We see the goods and services tax (GST) rate fitment as a key and perhaps the last crucial milestone achieved in the roll-out of the tax regime. In this note, we analyse the new GST rates for various products (and the likely benefits for various sectors/companies). We believe that while corporates would pass on the direct benefits of GST, they would aim to retain partly the indirect benefits from the saving in logistics costs, streamlining of business processes and the seamless flow of input credits. While GST laws include anti-profiteering measures (which say that the benefits of the reduction in the tax rate and input credit shall be passed on by a commensurate reduction in prices and the government may appoint an authority/empower an existing authority to monitor profiteering), we believe such measures are difficult to implement and would be a retrograde step, similar to price controls, if implemented in haste. First, it would be difficult to assess the commensurate price cuts. Second, the government may not have sufficient bandwidth to check/monitor the pricing/profitability of the entire gamut of tax-paying entities. In our view, pricing/profitability would be driven more by industry dynamics, rivalry and competitive intensity than by government directives on price cuts.
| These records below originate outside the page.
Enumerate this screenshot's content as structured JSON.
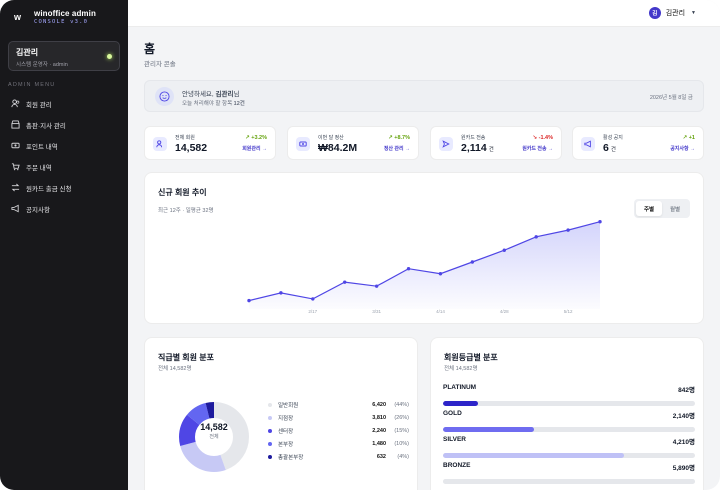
{
  "brand": {
    "mark": "w",
    "name": "winoffice admin",
    "sub": "CONSOLE v3.0"
  },
  "sidebar_user": {
    "name": "김관리",
    "role": "시스템 운영자 · admin"
  },
  "menu_title": "ADMIN MENU",
  "menu": [
    {
      "label": "회원 관리",
      "icon": "users-icon"
    },
    {
      "label": "총판·지사 관리",
      "icon": "store-icon"
    },
    {
      "label": "포인트 내역",
      "icon": "money-icon"
    },
    {
      "label": "주문 내역",
      "icon": "cart-icon"
    },
    {
      "label": "원카드 출금 신청",
      "icon": "transfer-icon"
    },
    {
      "label": "공지사항",
      "icon": "megaphone-icon"
    }
  ],
  "top_user": {
    "avatar": "김",
    "name": "김관리"
  },
  "page": {
    "title": "홈",
    "subtitle": "관리자 콘솔"
  },
  "welcome": {
    "greet": "안녕하세요, ",
    "name": "김관리",
    "suffix": "님",
    "todo_text": "오늘 처리해야 할 항목 ",
    "todo_count": "12건",
    "date": "2026년 5월 8일 금"
  },
  "stats": [
    {
      "label": "전체 회원",
      "value": "14,582",
      "unit": "",
      "delta": "+3.2%",
      "trend": "up",
      "link": "회원관리 →",
      "icon": "users-icon"
    },
    {
      "label": "이번 달 정산",
      "value": "₩84.2M",
      "unit": "",
      "delta": "+8.7%",
      "trend": "up",
      "link": "정산 관리 →",
      "icon": "money-icon"
    },
    {
      "label": "원카드 전송",
      "value": "2,114",
      "unit": "건",
      "delta": "-1.4%",
      "trend": "down",
      "link": "원카드 전송 →",
      "icon": "send-icon"
    },
    {
      "label": "활성 공지",
      "value": "6",
      "unit": "건",
      "delta": "+1",
      "trend": "up",
      "link": "공지사항 →",
      "icon": "megaphone-icon"
    }
  ],
  "trend_card": {
    "title": "신규 회원 추이",
    "subtitle": "최근 12주 · 일평균 32명",
    "toggle": [
      "주별",
      "월별"
    ],
    "active_toggle": "주별"
  },
  "chart_data": {
    "type": "area",
    "title": "신규 회원 추이",
    "x_ticks": [
      "2/17",
      "3/31",
      "4/14",
      "4/28",
      "5/12"
    ],
    "values": [
      195,
      218,
      200,
      250,
      238,
      290,
      275,
      310,
      345,
      385,
      405,
      430
    ],
    "ylim": [
      170,
      450
    ],
    "line_color": "#4f46e5",
    "grid": false
  },
  "rank_card": {
    "title": "직급별 회원 분포",
    "subtitle": "전체 14,582명",
    "center_value": "14,582",
    "center_label": "전체"
  },
  "rank_dist": [
    {
      "label": "일반회원",
      "value": "6,420",
      "pct": "(44%)",
      "share": 44,
      "color": "#e5e7eb"
    },
    {
      "label": "지점장",
      "value": "3,810",
      "pct": "(26%)",
      "share": 26,
      "color": "#c7c9f5"
    },
    {
      "label": "센터장",
      "value": "2,240",
      "pct": "(15%)",
      "share": 15,
      "color": "#4f46e5"
    },
    {
      "label": "본부장",
      "value": "1,480",
      "pct": "(10%)",
      "share": 10,
      "color": "#6366f1"
    },
    {
      "label": "총괄본부장",
      "value": "632",
      "pct": "(4%)",
      "share": 4,
      "color": "#1e1b9e"
    }
  ],
  "grade_card": {
    "title": "회원등급별 분포",
    "subtitle": "전체 14,582명"
  },
  "grades": [
    {
      "name": "PLATINUM",
      "value": "842명",
      "fill": 0.14,
      "color": "#2d24c9"
    },
    {
      "name": "GOLD",
      "value": "2,140명",
      "fill": 0.36,
      "color": "#6f6cf0"
    },
    {
      "name": "SILVER",
      "value": "4,210명",
      "fill": 0.72,
      "color": "#bfc1f6"
    },
    {
      "name": "BRONZE",
      "value": "5,890명",
      "fill": 1.0,
      "color": "#e5e7eb"
    }
  ]
}
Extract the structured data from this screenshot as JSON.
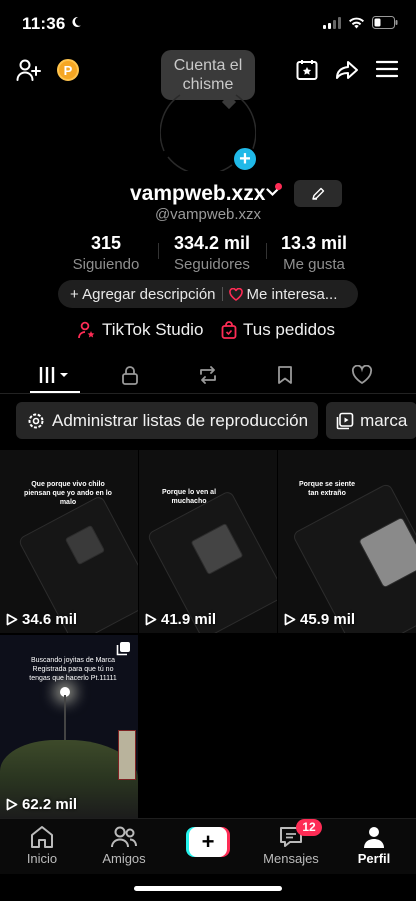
{
  "status": {
    "time": "11:36"
  },
  "tooltip": {
    "text": "Cuenta el chisme"
  },
  "profile": {
    "username": "vampweb.xzx",
    "handle": "@vampweb.xzx",
    "stats": [
      {
        "value": "315",
        "label": "Siguiendo"
      },
      {
        "value": "334.2 mil",
        "label": "Seguidores"
      },
      {
        "value": "13.3 mil",
        "label": "Me gusta"
      }
    ],
    "add_description": "+ Agregar descripción",
    "interests": "Me interesa..."
  },
  "links": {
    "studio": "TikTok Studio",
    "orders": "Tus pedidos"
  },
  "playlists": [
    {
      "label": "Administrar listas de reproducción"
    },
    {
      "label": "marca"
    }
  ],
  "videos": [
    {
      "caption": "Que porque vivo chilo piensan que yo ando en lo malo",
      "views": "34.6 mil"
    },
    {
      "caption": "Porque lo ven al muchacho",
      "views": "41.9 mil"
    },
    {
      "caption": "Porque se siente tan extraño",
      "views": "45.9 mil"
    },
    {
      "caption": "Buscando joyitas de Marca Registrada para que tú no tengas que hacerlo Pt.11111",
      "views": "62.2 mil"
    }
  ],
  "nav": {
    "home": "Inicio",
    "friends": "Amigos",
    "inbox": "Mensajes",
    "inbox_badge": "12",
    "profile": "Perfil"
  },
  "colors": {
    "accent": "#fe2c55",
    "cyan": "#25f4ee",
    "coin": "#f5a623",
    "add": "#20b9e8"
  }
}
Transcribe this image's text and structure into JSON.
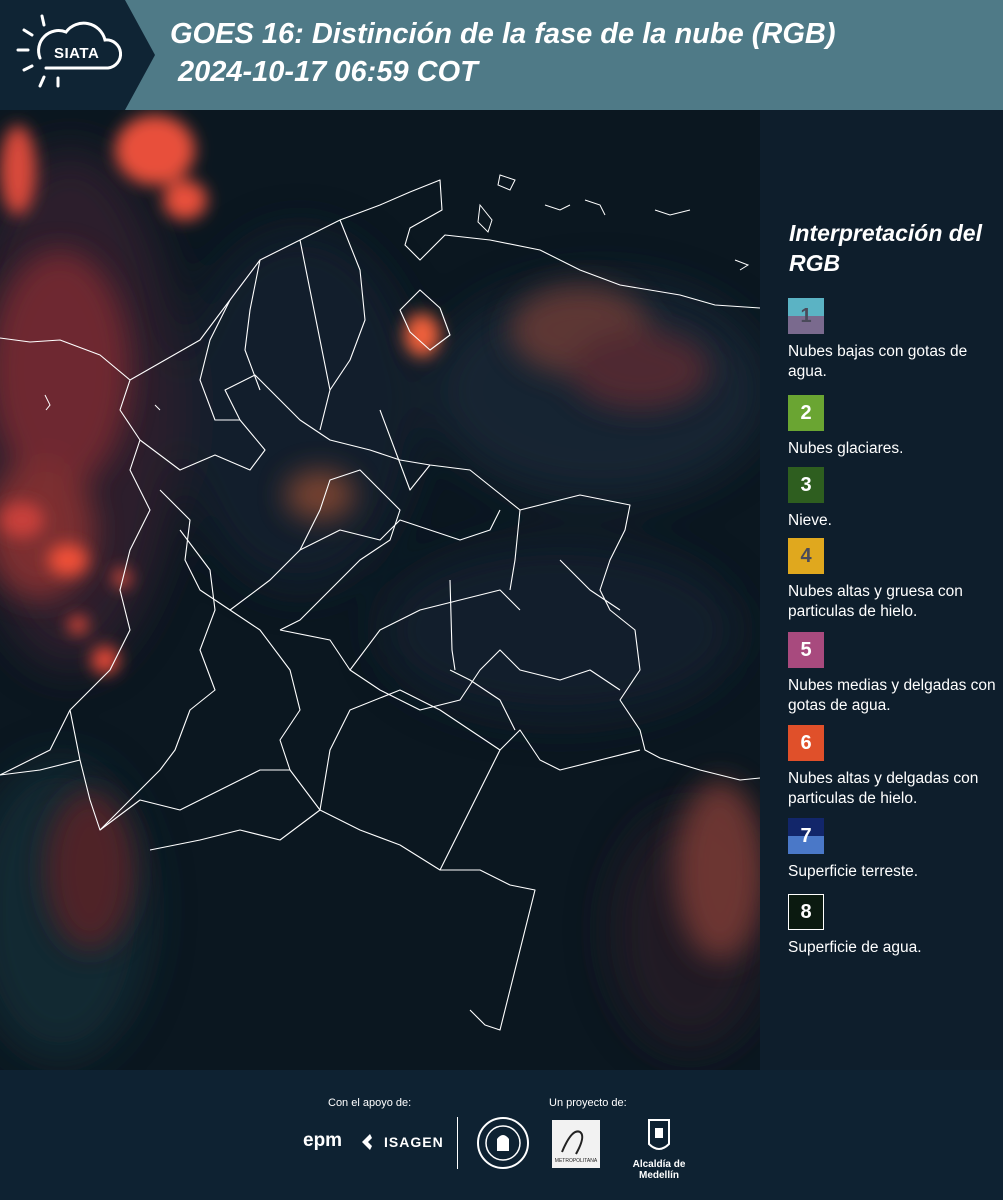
{
  "header": {
    "logo_text": "SIATA",
    "title": "GOES 16: Distinción de la fase de la nube (RGB)",
    "subtitle": "2024-10-17 06:59 COT"
  },
  "legend": {
    "title": "Interpretación del RGB",
    "items": [
      {
        "number": "1",
        "label": "Nubes bajas con gotas de agua.",
        "color_top": "#5bb3c4",
        "color_bottom": "#7a6a8e"
      },
      {
        "number": "2",
        "label": "Nubes glaciares.",
        "color": "#6aa532"
      },
      {
        "number": "3",
        "label": "Nieve.",
        "color": "#2e5e1f"
      },
      {
        "number": "4",
        "label": "Nubes altas y gruesa con particulas de hielo.",
        "color": "#e0a81e"
      },
      {
        "number": "5",
        "label": "Nubes medias y delgadas con gotas de agua.",
        "color": "#a84a7e"
      },
      {
        "number": "6",
        "label": "Nubes altas y delgadas con particulas de hielo.",
        "color": "#e0502a"
      },
      {
        "number": "7",
        "label": "Superficie terreste.",
        "color_top": "#12266a",
        "color_bottom": "#4a78c8"
      },
      {
        "number": "8",
        "label": "Superficie de agua.",
        "color": "#0b1a10"
      }
    ]
  },
  "footer": {
    "support_label": "Con el apoyo de:",
    "project_label": "Un proyecto de:",
    "epm": "epm",
    "isagen": "ISAGEN",
    "area_label": "METROPOLITANA",
    "alcaldia": "Alcaldía de Medellín"
  },
  "colors": {
    "header_bg": "#4f7a87",
    "footer_bg": "#0e2232",
    "map_bg": "#0a1620",
    "cloud_red": "#e0502a"
  },
  "icons": [
    "siata-sun-cloud-logo",
    "isagen-logo",
    "medellin-seal-icon",
    "area-metropolitana-logo",
    "alcaldia-shield-icon"
  ]
}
Foreign investors have pumped in nearly USD 4 billion in the country’s capital market so far this month due to finalisation of GST rates for bulk of the items and stable outlook for the rupee. Interestingly, most of the funds have been invested in the debt markets by the foreign portfolio investors (FPIs). According to latest depository data, FPIs invested a net Rs 9,007 crore in equities during May 2-26, while they poured Rs 15,769 crore in the debt markets during the period under review, translating into a net inflow of Rs 24,776 crore (USD 3.85 billion). This comes following a net inflow of close to Rs 94,900 crore in the last three months (February-April) on several factors, including expectations that BJP’s victory in recently held assembly polls will accelerate the pace of reforms. Prior to that, such investors had pulled out over Rs 3,496 crore from debt markets in January. Market experts said the huge inflow could be attributed to a slew of factors including finalisation of GST rates for bulk of the items by the GST Council. The move has cleared the decks for the rollout of the historic Goods and Services Tax (GST) from July 1. The investors’ sentiment got a further boost after the US Federal Reserve signalled that it will wait for more data for a rate hike.